Three articles in the series deal with thrombotic microangiopathies: TTP, hemolytic-uremic syndrome (HUS), and other thrombotic microangiopathies not primarily a result of ADAMTS13 deficiency or complement activation. Joly et al review recent findings on the pathophysiology, management, and treatment of TTP. Exciting new therapies include rituximab for autoantibody suppression, N-acetylcysteine, bortezomib, and agents such as caplacizumab that interfere with the platelet–von Willebrand factor interaction. In addition, these authors examine various aspects and controversies in TTP diagnosis and discuss the features and management of TTP associated with other conditions, such as pregnancy, autoimmune disease, HIV infection, and cancer. Jokiranta reviews HUS in its typical form associated with Shiga toxin-producing Escherichia coli infection, HUS associated with other infections, and the atypical form (aHUS) associated with inherited mutations of complement regulatory factors. Finally, Masias et al examine TTP-like thrombotic microangiopathies. These syndromes that feature thrombocytopenia and microangiopathic hemolytic anemia have a variety of causes, but they have in common widespread endothelial damage and usually do not respond to plasma exchange therapy.
In the next review, Arepally discusses heparin-induced thrombocytopenia. She describes recent evidence that heparin/platelet factor 4/immunoglobulin complexes not only cause thrombocytopenia by stimulating the platelet Fc receptor FcγRIIa but also interact with Fc receptors on monocytes and induce the synthesis of tissue factor, contributing to the prothrombotic tendency associated with this disorder. Arepally also discusses clinical scoring systems that attempt to predict which patients will develop thrombosis and the latest advances in diagnostic testing and treatment.
The review by Songdej and Rao deviates somewhat from the other articles in this series, in that the platelet disorders are inherited, rather than being acquired. In the past, the most highly studied congenital platelet disorders have been those in which mutations cause defects in proteins necessary for normal platelet function or structure, disorders such as Bernard-Soulier syndrome or Glanzmann thrombasthenia. Recently, several inherited disorders of platelet function have been found to be caused by mutations of transcription factors. Some syndromes involve transcription factors that are only active in hematopoietic cells; others affect transcription factors that also control gene transcription in other tissues. Sometimes blood cell defects dominate the features of the disorder, such as in X-linked thrombocytopenia with β-thalassemia caused by mutations of GATA1. In other cases, the platelet defect may represent only 1 part of a constellation of abnormalities, such as in Jacobsen syndrome, caused by hemizygous deletion of the distal tip of the long arm of chromosome 11, a region that contains the FLI1 gene, which encodes a transcription factor that regulates a number of megakaryocyte/platelet genes. These and other rare disorders are reviewed in this article.
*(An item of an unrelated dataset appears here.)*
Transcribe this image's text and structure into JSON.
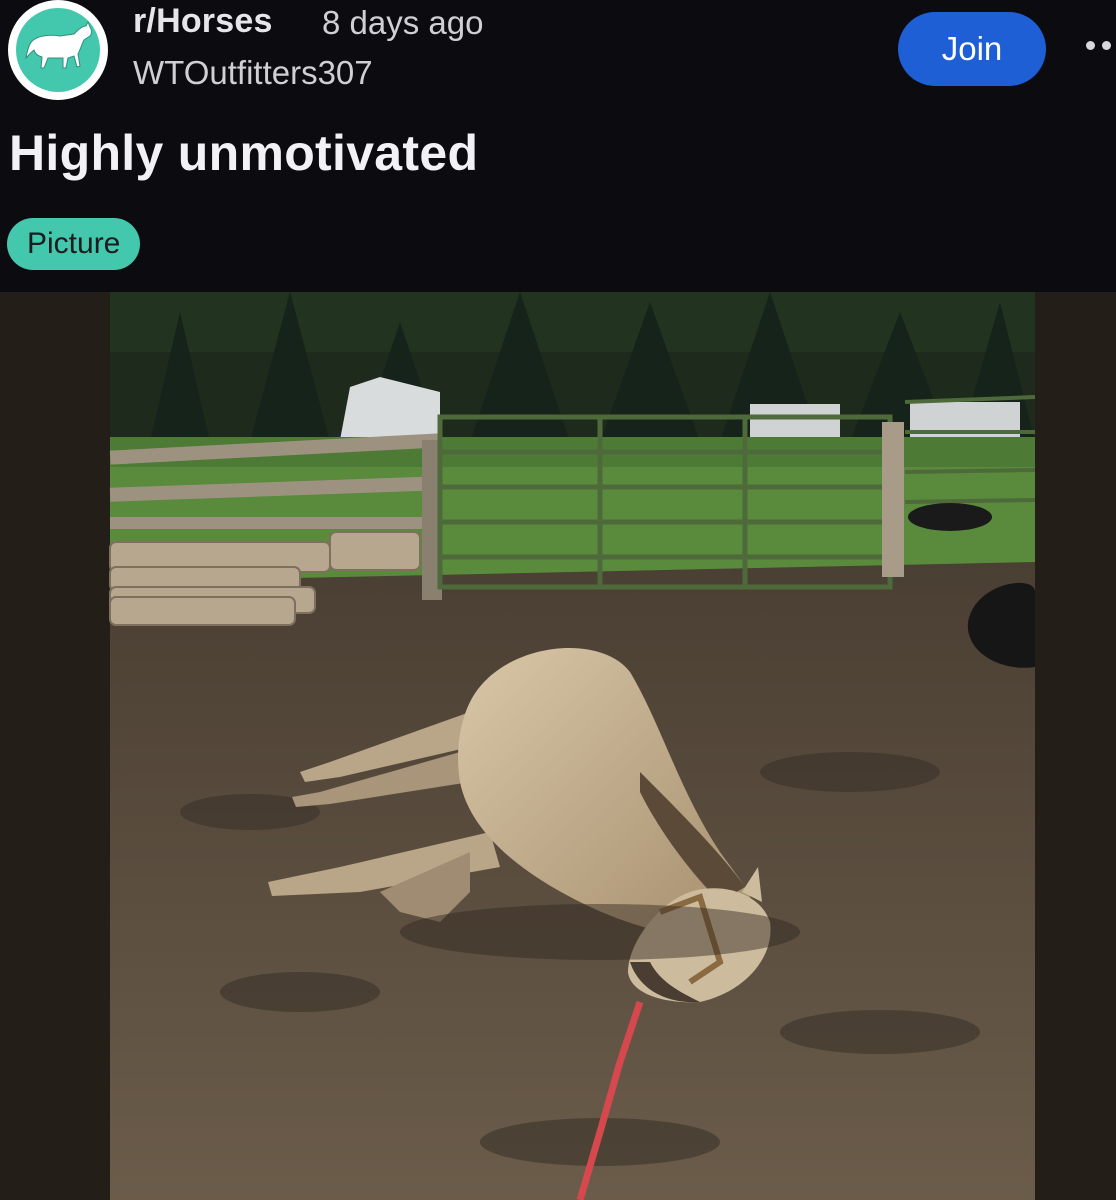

In summary, this compendium of articles provides an up-to-date examination of several clinical platelet disorders that often baffle and perplex clinicians because of their difficulty in diagnosis or complexity in therapy. These articles should go a long way toward making the disorders easier to understand and treat.